_EXERCISE PROMPT_
The answer must consist of each line below that contains the word "badge", copied in full.

(Website and app data records)

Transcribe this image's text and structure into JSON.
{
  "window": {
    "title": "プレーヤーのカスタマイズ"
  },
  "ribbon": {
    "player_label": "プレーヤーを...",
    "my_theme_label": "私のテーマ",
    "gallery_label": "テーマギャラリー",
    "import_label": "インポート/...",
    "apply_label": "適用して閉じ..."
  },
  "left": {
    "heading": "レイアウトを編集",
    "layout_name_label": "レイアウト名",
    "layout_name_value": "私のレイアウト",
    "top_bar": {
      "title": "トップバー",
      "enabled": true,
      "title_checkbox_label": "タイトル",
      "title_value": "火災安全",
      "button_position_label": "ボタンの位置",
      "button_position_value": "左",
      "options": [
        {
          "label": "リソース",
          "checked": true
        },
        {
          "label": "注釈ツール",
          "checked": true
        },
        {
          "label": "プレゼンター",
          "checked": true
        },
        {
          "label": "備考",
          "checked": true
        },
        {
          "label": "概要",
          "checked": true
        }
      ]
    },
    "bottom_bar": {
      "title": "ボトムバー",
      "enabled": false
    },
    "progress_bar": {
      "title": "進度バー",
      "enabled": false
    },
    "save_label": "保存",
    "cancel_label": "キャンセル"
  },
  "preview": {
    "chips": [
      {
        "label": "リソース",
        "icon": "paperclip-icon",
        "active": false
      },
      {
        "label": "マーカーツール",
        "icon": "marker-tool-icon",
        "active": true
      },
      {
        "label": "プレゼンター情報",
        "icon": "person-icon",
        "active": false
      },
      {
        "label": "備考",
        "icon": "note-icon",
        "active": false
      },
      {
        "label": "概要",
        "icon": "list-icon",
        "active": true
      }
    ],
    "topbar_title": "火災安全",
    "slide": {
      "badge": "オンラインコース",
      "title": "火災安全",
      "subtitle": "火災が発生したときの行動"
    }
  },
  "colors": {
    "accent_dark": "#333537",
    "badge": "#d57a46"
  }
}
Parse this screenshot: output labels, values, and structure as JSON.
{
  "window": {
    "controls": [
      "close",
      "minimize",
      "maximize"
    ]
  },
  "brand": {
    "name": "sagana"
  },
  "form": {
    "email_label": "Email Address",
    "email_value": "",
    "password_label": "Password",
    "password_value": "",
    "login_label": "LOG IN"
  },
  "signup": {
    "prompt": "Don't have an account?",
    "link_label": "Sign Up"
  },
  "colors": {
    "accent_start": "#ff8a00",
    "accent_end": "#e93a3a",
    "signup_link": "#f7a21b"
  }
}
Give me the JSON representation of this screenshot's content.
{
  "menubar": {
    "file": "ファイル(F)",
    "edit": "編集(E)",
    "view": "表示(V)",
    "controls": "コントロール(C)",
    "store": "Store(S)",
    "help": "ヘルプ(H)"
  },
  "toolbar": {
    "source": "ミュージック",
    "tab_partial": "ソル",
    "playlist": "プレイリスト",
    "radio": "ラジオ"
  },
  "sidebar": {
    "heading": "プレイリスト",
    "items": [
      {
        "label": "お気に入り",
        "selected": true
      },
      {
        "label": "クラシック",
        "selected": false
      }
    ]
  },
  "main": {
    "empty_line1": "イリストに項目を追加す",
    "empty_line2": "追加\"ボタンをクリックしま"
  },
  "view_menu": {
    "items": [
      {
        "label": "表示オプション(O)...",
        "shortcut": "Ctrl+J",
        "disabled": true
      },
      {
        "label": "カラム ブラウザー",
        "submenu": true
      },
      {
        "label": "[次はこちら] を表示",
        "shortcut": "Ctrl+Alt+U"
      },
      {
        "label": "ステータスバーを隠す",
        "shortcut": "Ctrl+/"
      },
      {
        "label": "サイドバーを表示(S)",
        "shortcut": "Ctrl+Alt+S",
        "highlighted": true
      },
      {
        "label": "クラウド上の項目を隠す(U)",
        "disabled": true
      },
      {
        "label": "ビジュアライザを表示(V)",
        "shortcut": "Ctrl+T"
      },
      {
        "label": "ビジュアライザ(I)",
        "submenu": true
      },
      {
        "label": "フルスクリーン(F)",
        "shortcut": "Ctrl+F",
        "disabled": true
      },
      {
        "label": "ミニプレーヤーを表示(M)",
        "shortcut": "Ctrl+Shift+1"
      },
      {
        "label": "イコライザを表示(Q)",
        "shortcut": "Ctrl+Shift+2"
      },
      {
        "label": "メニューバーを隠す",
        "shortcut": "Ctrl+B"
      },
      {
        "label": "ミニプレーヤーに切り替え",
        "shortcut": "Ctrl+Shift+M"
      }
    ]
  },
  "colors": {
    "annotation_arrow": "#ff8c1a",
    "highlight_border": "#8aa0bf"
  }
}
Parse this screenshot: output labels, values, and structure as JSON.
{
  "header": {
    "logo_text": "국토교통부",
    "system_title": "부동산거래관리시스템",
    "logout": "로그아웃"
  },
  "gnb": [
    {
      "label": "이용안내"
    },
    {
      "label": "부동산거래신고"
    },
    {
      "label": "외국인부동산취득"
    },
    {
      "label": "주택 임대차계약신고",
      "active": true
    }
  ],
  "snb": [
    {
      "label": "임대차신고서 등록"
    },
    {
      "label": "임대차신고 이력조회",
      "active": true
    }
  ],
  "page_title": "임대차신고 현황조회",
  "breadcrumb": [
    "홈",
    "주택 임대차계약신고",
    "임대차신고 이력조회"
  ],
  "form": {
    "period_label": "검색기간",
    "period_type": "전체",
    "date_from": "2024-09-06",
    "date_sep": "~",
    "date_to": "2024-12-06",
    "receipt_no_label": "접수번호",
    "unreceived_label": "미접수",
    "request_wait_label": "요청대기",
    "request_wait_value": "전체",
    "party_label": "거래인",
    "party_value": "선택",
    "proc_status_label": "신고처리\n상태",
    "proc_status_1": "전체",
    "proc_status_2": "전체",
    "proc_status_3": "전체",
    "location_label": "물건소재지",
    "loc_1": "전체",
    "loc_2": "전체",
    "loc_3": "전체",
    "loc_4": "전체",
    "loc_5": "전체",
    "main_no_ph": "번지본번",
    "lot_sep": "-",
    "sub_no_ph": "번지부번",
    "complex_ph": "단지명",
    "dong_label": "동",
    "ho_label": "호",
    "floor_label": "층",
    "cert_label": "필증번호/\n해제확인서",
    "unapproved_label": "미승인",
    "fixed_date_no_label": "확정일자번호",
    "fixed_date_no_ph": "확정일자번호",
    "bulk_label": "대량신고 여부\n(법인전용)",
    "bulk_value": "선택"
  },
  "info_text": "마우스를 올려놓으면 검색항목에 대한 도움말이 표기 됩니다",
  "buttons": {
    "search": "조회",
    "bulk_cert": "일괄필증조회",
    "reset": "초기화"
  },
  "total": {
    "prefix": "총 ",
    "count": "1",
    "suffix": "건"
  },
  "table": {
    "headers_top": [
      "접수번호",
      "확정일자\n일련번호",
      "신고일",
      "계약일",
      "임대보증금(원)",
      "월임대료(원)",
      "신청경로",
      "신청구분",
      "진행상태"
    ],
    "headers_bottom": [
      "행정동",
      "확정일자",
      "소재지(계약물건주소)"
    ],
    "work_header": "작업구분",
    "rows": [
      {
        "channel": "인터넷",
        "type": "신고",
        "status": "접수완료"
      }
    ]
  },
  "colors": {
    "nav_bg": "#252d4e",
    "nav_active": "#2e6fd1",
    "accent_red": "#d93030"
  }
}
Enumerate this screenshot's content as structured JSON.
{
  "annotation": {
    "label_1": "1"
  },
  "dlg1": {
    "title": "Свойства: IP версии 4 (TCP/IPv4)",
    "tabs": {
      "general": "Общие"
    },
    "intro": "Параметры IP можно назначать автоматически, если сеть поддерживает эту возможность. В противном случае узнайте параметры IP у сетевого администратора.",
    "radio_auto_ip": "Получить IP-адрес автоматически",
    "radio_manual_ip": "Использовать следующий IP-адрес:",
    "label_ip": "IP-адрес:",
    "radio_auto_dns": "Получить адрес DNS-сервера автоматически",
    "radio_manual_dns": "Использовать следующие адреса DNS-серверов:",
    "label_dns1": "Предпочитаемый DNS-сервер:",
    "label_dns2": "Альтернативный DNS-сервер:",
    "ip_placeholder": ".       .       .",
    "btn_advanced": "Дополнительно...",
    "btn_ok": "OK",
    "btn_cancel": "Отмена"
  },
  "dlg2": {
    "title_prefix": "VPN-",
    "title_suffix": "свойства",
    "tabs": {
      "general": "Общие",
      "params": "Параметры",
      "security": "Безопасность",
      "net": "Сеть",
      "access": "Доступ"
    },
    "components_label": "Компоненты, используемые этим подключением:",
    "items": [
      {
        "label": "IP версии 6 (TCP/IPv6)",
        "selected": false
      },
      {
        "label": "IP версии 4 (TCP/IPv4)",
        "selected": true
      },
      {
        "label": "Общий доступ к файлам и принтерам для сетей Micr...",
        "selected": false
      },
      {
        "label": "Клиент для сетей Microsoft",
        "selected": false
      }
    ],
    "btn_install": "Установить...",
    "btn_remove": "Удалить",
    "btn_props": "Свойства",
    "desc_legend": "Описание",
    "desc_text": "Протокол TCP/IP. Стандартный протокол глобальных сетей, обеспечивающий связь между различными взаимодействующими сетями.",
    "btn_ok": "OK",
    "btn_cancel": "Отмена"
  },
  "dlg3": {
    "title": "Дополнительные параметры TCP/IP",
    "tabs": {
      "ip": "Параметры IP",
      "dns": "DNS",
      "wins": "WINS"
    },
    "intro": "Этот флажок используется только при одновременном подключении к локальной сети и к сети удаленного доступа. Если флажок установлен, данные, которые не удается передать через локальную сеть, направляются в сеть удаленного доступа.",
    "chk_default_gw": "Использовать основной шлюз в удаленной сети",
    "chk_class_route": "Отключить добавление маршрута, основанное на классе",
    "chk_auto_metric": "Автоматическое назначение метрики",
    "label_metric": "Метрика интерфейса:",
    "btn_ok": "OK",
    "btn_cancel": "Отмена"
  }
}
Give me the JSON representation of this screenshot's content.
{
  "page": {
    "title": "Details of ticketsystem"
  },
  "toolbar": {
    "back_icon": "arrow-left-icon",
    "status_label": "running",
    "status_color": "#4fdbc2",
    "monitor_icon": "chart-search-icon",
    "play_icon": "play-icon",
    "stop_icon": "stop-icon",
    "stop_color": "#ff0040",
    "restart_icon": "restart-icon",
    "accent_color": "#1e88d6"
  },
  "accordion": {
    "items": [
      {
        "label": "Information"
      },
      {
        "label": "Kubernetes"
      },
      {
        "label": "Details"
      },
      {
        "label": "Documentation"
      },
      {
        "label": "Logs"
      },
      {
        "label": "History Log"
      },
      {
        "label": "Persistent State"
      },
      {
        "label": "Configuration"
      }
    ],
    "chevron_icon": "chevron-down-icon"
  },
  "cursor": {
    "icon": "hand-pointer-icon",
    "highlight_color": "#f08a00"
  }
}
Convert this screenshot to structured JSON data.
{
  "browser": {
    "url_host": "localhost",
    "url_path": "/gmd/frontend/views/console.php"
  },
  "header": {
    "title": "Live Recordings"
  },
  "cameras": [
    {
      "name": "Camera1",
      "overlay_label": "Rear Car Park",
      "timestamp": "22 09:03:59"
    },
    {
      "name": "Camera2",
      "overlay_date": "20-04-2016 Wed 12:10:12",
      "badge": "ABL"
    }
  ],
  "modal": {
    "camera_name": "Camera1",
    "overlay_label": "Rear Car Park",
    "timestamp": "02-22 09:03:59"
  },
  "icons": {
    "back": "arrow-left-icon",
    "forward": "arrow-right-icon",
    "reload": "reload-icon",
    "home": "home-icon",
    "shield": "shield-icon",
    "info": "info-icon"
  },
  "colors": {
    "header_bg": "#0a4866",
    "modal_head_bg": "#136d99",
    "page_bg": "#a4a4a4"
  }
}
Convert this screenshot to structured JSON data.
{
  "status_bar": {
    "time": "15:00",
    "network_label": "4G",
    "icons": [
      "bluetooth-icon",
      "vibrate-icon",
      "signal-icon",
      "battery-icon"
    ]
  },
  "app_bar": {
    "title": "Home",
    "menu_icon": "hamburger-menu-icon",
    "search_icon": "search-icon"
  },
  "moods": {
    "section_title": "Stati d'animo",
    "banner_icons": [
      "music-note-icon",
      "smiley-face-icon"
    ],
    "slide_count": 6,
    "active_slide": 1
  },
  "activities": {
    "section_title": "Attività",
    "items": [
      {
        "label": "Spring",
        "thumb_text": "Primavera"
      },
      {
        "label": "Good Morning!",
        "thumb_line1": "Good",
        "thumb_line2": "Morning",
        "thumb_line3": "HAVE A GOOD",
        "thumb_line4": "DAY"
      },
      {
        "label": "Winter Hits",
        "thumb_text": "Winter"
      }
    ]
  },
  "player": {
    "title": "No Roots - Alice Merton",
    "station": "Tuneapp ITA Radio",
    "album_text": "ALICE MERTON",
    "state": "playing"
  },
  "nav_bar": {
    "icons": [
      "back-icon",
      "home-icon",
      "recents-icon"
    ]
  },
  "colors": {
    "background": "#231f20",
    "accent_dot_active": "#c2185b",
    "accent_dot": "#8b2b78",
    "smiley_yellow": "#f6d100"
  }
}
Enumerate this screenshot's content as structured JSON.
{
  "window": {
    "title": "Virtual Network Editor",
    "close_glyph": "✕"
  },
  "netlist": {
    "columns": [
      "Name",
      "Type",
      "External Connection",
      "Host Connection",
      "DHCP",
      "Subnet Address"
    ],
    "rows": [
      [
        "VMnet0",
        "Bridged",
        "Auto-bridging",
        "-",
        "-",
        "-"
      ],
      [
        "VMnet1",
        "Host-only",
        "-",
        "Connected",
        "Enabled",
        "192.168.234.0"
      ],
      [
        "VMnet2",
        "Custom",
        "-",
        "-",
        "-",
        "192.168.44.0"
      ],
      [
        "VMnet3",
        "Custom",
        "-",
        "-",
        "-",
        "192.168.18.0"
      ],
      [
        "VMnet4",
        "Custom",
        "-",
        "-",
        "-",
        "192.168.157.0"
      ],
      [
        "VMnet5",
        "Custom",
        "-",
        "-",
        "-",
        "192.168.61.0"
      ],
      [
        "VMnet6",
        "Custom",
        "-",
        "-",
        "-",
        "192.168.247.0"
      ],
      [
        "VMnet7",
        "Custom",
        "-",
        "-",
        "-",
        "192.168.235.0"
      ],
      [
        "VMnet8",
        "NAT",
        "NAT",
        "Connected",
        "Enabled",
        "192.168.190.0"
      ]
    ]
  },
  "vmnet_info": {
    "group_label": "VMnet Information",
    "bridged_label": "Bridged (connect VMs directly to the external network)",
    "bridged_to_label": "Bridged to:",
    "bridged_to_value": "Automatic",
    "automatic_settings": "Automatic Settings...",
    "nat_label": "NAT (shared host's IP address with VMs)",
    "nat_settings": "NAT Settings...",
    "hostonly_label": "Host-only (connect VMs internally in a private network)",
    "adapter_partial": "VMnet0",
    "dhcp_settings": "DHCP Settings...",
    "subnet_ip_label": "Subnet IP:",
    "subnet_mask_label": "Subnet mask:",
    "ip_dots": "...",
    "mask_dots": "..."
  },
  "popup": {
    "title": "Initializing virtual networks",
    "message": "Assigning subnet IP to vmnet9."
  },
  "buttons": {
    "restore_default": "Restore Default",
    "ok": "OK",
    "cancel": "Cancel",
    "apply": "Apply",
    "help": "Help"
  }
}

_EXERCISE RESULT_
      "badge": "オンラインコース",
    "badge": "#d57a46"
      "badge": "ABL"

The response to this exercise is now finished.